Immediately after the tragedy a Memorial Committee was appointed by Marshall to find ways to honor the victims. Their recommendations included the installation of a plaque at Fairfield Stadium, a granite marker at Spring Hill Cemetery, and designating the new student center as a memorial. The committee also sought to build a major monument on the student center plaza. Early ideas suggested a sculpture of a bison, or a bronze statue of a football player. The committee ultimately decided to commission Italian-born sculptor Harry Bertoia to create a suitable memorial for $25,000. Bertoia designed a 13-foot tall, 6,500 pound, bronze and copper fountain sculpture; it took over a year to complete. 150 welded, copper tubes reach towards the sky, while water sprays upwards from the center and pours down into a pool. Bertoia intended for the design to “commemorate the living, rather than death, on the waters of life, rising, receding and surging so as to express upward growth, immortality and eternity.” A bronze plaque at the edge of the fountain lists the names of the 75 victims.

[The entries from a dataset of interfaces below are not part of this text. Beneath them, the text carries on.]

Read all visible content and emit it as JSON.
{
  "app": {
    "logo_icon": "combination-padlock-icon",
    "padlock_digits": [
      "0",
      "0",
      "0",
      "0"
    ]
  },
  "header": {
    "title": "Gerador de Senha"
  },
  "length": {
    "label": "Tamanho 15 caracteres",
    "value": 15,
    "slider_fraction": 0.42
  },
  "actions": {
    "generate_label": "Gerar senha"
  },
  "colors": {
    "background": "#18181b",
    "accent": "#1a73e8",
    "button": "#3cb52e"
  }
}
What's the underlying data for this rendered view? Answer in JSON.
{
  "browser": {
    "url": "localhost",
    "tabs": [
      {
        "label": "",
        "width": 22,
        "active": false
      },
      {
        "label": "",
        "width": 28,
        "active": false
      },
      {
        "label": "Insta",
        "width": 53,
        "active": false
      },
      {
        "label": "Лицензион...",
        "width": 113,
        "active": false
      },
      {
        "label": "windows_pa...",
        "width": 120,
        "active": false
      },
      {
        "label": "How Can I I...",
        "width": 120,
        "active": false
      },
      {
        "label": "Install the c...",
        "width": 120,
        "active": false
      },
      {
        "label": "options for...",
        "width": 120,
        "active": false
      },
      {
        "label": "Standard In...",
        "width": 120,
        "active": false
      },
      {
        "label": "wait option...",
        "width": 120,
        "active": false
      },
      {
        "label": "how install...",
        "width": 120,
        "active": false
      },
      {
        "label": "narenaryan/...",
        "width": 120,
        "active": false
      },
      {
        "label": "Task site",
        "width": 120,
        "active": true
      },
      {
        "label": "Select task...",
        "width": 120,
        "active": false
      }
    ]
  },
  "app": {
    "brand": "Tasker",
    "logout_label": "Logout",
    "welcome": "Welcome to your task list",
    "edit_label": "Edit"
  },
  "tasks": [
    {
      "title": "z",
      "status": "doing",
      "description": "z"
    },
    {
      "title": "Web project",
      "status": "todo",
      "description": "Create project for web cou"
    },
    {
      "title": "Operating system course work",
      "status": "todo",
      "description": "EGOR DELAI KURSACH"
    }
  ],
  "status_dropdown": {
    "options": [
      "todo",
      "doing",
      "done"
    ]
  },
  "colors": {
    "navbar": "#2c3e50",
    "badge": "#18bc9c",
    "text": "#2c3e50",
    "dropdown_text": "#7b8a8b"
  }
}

"They shall live on in the hearts of their families and friends forever, and this memorial records their loss to the university and to the community." -Fountain Plaque
The Memorial Fountain was unveiled and dedicated in a ceremony by Marshall President John G. Barker on November 12, 1972. Each year on November 14 a memorial ceremony is held at the fountain to commemorate the plane crash. Family members of the victims are invited, and the football team lays 75 white flowers at the base of the fountain as names are read. Traditionally an individual connected to the tragedy serves as the guest speaker.
The Memorial Fountain underwent extensive refurbishments in 2008. This included repairs to the deteriorating base; the installation of a new granite surface and a catch tray; the replacement of pipes and electrical wiring; and an upgraded water pump for the spray to shoot higher. It was rededicated in a ceremony on April 9, 2008.
“Aircraft Accident Report: Southern Airways, Inc. DC-9, N97S.” National Transportation Safety Board. April 14, 1972. Accessed January 19, 2020. https://www.ntsb.gov/investigations/AccidentReports/Reports/AAR7211.pdf.
Casto, James E. Marshall University. Charleston, SC: Arcadia Publishing, 2005.
Farner, Jessica. “Campus Rebirth.” Marshall Magazine (Summer 2008): 4-10.
Marshall University News Release. November 9, 1972. Marshall University Archives, Marshall University Special Collections.
“Memorial Fountain.” Marshall University. Accessed January 18, 2020. https://www.marshall.edu/history-and-traditions/sample-page/historic-buildings-and-monuments/memorial-fountain/.
Miller, Tom D. “Marshall Plane Crash.” e-WV: The West Virginia Encyclopedia. December 12, 2018. Accessed January 18, 2020. https://www.wvencyclopedia.org/articles/1528.
Moffat, Charles Hill. Marshall University: An Institution Comes of Age, 1837-1980. Marshall University Alumni Association, 1981. Accessed January 1, 2020. https://www.mds.marshall.edu/cgi/viewcontent.cgi?article=1008&context=lib_manu.
Stump, Jake. “Fountain an eternal reminder.” Charleston Daily Mail. November 14, 2005.
Tippett, Lawrence. “Memorial Sculpture Dedication.” Marshall University Archives, Marshall University Special Collections.
Withers, Bob. “Memorial Fountain designed to represent ‘upward growth, immortality, eternality.’” Herald-Dispatch. November 15, 2014.